Albariño is a light-bodied, dry, white wine with relatively low alcoholic content and refreshing acidity. It has aromas of peach and citrus with notes of grapefruit, lemon peel, apricot, and sweet melon, endowing a fruity hint that counteracts the coffee-and-cream flavor of tiramisu. You can pick up a Portuguese Albariño for a very reasonable price!
5. Brunello di Montalcino
Brunello di Montalcino is a sweet, fizzy, full-bodied wine with notes of wild berry, chocolate, licorice, espresso, and leather.
A good bottle of Brunello can be like eating chocolate dipped in cherry pudding. Combine this with an excellent tiramisu and you have yourself a Shangri-La of sweetness on the tastebuds – it brings the chocolate and espresso flavors of the dessert to the fore, to say the least.
The Wine Wiki tip: try a 2016 Palazzo Brunello from Tuscany, Italy for the most luxurious pairing with tiramisu.
Liquor pairing with tiramisu
Tiramisu breaks barriers when it comes to wine pairing. You’re not only restricted to wines; this wonderful Italian dessert is open to alternative pairings with liquor, too.
You need to be cautious here, because the higher alcohol content and complex flavor profiles of liquor can overwhelm the delicate overtones of the dessert.
We suggest fruit-based liquors like brandy, cognac, and amaretto.
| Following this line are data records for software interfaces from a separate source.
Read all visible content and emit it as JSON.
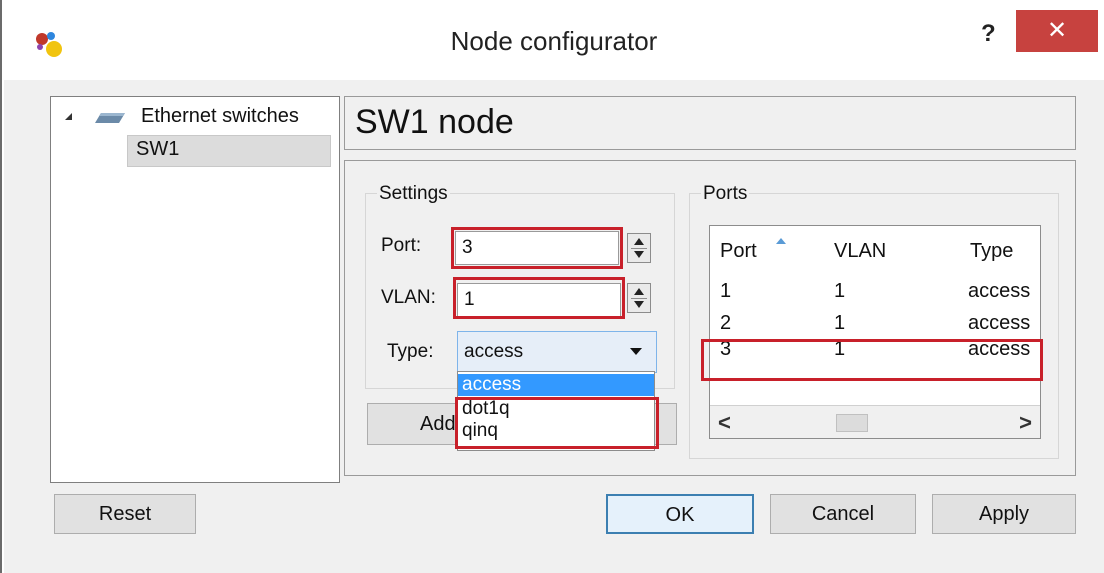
{
  "window": {
    "title": "Node configurator",
    "help_label": "?",
    "close_label": "✕"
  },
  "tree": {
    "root_label": "Ethernet switches",
    "child_label": "SW1"
  },
  "node_title": "SW1 node",
  "settings": {
    "group_label": "Settings",
    "port_label": "Port:",
    "port_value": "3",
    "vlan_label": "VLAN:",
    "vlan_value": "1",
    "type_label": "Type:",
    "type_value": "access",
    "type_options": [
      "access",
      "dot1q",
      "qinq"
    ],
    "add_button_label": "Add"
  },
  "ports": {
    "group_label": "Ports",
    "columns": [
      "Port",
      "VLAN",
      "Type"
    ],
    "rows": [
      [
        "1",
        "1",
        "access"
      ],
      [
        "2",
        "1",
        "access"
      ],
      [
        "3",
        "1",
        "access"
      ]
    ],
    "scroll_left": "<",
    "scroll_right": ">"
  },
  "buttons": {
    "reset": "Reset",
    "ok": "OK",
    "cancel": "Cancel",
    "apply": "Apply"
  },
  "colors": {
    "highlight_red": "#c8202a",
    "selection_blue": "#3399ff",
    "close_red": "#c7423f"
  }
}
These have notes resembling those you’d typically find in wines that compliment tiramisu: citrus, apricot, peach, and apple.
Moreover, their alcoholic content is relatively moderate, so they won’t numb your palate to all the exciting flavors of your favorite Italian dessert.